Republican Senator Rand Paul and Democratic Senator Patrick Leahy have pledged to fight back against Attorney General Jeff Sessions’ vow to seek the longest possible sentences even for non-violent drug offenses. Paul, Leahy, and Democrat Jeff Merkley have introduced the Justice Safety Valve Act, which would allow federal judges the discretion to give out sentences below the mandatory minimum in some cases. The Senators noted the failure of increasing incarceration to lower crime rates, as well as the extraordinary cost to taxpayers. They also noted the ineffectiveness of Sessions’ approach for treating opioid addiction.
A bill has been introduced in the House which would require sex offenders to pay an initial registration fee of ninety dollars and an annual registration fee of ninety dollars on the anniversary of the initial registration date. The attorney general would recover delinquent fees in a civil action. Fees would be used to offset costs associated with the registration of sex offenders.
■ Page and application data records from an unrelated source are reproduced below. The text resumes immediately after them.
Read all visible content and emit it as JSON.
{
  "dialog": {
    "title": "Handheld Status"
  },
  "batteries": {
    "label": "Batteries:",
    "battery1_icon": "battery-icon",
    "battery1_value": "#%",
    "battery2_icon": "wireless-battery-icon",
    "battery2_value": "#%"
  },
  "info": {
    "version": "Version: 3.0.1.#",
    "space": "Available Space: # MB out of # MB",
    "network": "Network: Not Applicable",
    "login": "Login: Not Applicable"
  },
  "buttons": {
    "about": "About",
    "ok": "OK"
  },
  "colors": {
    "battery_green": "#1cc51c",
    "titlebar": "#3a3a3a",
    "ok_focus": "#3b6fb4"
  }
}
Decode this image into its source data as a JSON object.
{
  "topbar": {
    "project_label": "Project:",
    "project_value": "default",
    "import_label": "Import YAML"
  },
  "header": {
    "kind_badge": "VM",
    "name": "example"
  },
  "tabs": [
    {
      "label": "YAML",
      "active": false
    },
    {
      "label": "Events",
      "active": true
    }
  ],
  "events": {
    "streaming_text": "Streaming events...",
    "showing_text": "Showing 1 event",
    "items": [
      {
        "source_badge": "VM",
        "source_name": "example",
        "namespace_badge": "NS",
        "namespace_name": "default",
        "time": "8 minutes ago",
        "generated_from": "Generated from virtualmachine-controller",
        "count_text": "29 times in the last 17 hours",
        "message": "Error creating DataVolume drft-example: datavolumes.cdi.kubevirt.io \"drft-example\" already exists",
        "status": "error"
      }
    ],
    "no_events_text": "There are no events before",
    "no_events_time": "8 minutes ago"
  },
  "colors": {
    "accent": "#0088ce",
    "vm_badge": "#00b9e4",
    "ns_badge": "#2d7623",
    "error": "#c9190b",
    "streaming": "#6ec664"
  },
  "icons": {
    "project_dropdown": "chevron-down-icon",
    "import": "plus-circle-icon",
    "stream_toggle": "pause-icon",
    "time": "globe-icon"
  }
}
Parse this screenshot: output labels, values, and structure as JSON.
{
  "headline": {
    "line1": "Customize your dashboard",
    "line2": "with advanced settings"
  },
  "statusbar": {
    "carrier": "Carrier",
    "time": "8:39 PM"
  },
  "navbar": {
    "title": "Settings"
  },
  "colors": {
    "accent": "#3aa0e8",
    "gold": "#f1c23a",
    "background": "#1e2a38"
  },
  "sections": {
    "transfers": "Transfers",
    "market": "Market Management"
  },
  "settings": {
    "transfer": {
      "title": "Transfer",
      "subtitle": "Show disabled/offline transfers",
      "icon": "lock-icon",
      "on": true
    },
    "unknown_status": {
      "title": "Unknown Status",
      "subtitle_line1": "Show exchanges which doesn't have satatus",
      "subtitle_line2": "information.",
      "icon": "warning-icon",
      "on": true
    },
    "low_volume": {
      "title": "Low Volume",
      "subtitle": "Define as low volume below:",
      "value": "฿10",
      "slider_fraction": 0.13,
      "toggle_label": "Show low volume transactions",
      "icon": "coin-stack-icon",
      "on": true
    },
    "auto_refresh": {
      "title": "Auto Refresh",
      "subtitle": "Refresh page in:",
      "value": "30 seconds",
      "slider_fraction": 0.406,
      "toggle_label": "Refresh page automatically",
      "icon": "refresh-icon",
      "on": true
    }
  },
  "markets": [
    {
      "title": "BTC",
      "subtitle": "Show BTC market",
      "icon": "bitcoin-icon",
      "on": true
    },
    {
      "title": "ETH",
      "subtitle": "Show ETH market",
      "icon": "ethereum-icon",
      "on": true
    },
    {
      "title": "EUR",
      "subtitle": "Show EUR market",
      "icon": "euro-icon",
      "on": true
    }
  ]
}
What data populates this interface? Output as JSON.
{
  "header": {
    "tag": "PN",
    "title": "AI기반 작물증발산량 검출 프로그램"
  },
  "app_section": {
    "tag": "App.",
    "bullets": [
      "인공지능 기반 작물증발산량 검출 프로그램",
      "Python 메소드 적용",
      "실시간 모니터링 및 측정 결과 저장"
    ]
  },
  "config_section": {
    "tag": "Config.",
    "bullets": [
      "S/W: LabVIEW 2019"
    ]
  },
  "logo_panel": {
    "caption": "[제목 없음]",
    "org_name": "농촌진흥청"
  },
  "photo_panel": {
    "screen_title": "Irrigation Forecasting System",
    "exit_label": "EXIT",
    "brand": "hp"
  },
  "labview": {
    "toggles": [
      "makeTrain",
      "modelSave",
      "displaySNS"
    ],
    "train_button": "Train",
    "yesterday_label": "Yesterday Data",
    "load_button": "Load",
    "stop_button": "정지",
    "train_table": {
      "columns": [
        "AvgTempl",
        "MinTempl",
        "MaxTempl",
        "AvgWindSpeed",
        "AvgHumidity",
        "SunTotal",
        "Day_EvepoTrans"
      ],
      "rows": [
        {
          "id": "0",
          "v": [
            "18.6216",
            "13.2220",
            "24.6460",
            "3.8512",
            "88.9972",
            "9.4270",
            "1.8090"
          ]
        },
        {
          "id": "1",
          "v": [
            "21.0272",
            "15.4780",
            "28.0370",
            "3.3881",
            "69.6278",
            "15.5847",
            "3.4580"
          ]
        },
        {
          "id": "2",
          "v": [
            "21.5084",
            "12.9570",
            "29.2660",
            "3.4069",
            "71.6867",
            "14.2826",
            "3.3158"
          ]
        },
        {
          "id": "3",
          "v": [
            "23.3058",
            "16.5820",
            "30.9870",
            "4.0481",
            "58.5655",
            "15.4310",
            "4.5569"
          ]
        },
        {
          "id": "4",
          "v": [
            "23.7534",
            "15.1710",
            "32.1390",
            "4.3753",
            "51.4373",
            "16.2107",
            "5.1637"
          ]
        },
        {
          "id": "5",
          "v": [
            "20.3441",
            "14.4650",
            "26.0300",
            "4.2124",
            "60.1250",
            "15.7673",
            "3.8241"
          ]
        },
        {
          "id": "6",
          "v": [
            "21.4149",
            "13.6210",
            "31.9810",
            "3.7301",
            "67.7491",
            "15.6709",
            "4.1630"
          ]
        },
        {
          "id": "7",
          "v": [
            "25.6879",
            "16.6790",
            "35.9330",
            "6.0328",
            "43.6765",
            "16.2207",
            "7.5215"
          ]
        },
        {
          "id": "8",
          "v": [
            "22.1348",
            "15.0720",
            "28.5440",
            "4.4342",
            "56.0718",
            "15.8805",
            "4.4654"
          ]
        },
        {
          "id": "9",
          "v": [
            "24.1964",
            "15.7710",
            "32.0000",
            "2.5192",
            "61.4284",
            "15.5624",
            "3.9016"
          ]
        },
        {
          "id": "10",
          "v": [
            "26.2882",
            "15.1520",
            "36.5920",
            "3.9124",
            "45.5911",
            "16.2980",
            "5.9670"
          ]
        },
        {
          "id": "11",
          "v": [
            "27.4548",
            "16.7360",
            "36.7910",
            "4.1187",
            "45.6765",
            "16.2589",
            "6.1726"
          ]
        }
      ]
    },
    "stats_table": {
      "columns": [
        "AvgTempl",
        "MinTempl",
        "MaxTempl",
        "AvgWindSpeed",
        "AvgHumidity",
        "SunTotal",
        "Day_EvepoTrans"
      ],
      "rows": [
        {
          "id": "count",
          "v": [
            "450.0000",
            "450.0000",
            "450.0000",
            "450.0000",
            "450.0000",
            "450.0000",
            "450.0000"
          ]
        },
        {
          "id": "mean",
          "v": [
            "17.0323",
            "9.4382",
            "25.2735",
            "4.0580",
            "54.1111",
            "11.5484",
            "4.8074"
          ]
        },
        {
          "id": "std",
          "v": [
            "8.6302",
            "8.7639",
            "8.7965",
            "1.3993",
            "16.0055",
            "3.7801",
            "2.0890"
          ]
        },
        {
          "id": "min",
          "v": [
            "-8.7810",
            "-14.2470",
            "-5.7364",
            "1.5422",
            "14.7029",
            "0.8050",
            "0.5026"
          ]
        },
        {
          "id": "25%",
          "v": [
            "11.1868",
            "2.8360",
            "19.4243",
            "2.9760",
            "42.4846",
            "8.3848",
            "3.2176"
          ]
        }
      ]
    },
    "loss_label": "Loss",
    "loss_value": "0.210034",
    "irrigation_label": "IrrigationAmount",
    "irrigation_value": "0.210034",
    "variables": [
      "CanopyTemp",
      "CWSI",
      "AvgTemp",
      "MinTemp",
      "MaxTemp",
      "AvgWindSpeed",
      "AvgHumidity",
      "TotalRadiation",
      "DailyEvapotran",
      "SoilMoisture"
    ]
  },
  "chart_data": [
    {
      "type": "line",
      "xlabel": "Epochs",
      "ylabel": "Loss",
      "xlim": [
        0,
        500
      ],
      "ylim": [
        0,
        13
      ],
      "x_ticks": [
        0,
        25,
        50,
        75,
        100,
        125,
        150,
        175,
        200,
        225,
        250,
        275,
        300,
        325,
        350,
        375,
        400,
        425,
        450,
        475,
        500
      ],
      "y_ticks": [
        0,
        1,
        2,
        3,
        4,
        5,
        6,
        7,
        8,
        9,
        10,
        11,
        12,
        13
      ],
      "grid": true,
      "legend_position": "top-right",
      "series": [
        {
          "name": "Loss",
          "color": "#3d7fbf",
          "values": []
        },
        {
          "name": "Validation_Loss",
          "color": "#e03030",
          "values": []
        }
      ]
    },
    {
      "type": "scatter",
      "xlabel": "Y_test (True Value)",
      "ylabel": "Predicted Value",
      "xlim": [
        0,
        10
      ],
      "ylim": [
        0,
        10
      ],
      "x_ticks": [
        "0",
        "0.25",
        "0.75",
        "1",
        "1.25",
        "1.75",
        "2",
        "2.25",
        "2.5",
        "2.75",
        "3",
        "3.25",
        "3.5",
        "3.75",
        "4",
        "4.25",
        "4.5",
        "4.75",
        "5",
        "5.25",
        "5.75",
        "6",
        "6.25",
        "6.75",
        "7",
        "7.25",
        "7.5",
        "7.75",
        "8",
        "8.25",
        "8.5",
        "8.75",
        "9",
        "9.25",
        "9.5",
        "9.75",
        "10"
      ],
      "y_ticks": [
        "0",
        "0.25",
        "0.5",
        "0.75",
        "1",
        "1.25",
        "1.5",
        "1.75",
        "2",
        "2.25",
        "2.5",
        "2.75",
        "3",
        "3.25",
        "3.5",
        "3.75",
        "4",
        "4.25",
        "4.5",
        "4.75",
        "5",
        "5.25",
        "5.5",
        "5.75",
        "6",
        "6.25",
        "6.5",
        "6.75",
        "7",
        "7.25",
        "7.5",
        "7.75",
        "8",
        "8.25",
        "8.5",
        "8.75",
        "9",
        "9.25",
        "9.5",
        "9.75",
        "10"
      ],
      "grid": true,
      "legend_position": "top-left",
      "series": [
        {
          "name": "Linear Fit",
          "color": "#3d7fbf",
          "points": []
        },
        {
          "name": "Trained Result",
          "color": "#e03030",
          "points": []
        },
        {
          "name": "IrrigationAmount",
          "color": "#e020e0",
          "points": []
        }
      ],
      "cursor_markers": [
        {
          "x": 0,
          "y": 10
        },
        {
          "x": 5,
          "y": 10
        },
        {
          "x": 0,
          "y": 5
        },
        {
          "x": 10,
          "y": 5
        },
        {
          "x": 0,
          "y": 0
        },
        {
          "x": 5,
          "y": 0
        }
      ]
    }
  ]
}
Judge Marion Warren, Director of N.C. Administrative Office of the Courts appeared before the Senate Judiciary Committee to present a plan that proposes to unify NC treatment courts and put them in every judicial district in the State. The plan, entitled Judicially Managed Accountability and Recovery Act (JMARA), proposes to coordinate court, community, and college social work resources for accountability and recovery in our communities.
According to the presentation, this model will provide treatment, when needed, and case management. The treatment would be provided by community treatment providers, with little to no funds from the state. Senator Barringer expressed approval for the plan and emphasized that there are many community based recovery and support programs that are volunteer based, requiring no additional funding from the state. Judge Warren stated that he thought the many case managers that would be needed for this plan could be harvested from the schools of social work at the colleges and universities around the state. He indicated that, under the supervision of professionals, these students would benefit from practical, real world experience and the state would benefit financially from using students in this important role.
Senator Van Duyn expressed concern for the DWI Court in her county of Buncombe, which she felt may be threatened by this new statewide plan. Judge Warren indicated that the existing treatment courts would be folded into the new system. How that would happen and who would fund those new courts is currently undecided.
There is currently no legislation that associated with this model. We will continue to closely follow and report on this proposal.
Return with Honor is a new nonprofit in Brunswick County dedicated to creating employment opportunities and training for people who have served in the military and are ex-offenders. Specifically, Return with Honor will hire people who have served in the military to train and mange people who are on house arrest, work release, probation, parole or weekend jail. The goal is to address employment issues for people who served in the military and to help reduce recidivism by creating a strong reentry program for the criminally involved.
This combination of helping employ ex-military and ex-offenders is exactly the type of community based program desperately needed in North Carolina. To reduce the overuse of jails and prisons, there must be support systems available to those people reentering society to break the cycle of recidivism. In 2015-2016, North Carolina released almost 24,000 people from prison. This number does not include all the people who reenter communities from jails and probation. The Carolina Justice Policy Center makes it a priority to support entities that are working to make reentry a positive experience that reduces recidivism.
Return with Honor is hosting an open house on April 6, 2017 from noon until 1pm. Learn more about Return with Honor »
The fifth annual Law Enforcement Summit on Heroin and Fentanyl, hosted by NC Harm Reduction, was last week, as reported by News and Observer. Advocates and members of law enforcement from across North Carolina participated in the summit, which was held at N.C. Museum of History
Presenters gave valuable information on the dangerous impacts on increased fentanyl use and the real risk this drug creates for our communities. According to the National Institute on Drug Abuse (NIDA) fentanyl is a “powerful synthetic opioid analgesic that is similar to morphine but is 50-100 times more potent.” Presenters from as far away as Massachusetts, offered first hand accounts of the programs they are successfully using to divert the drug addicted to treatment.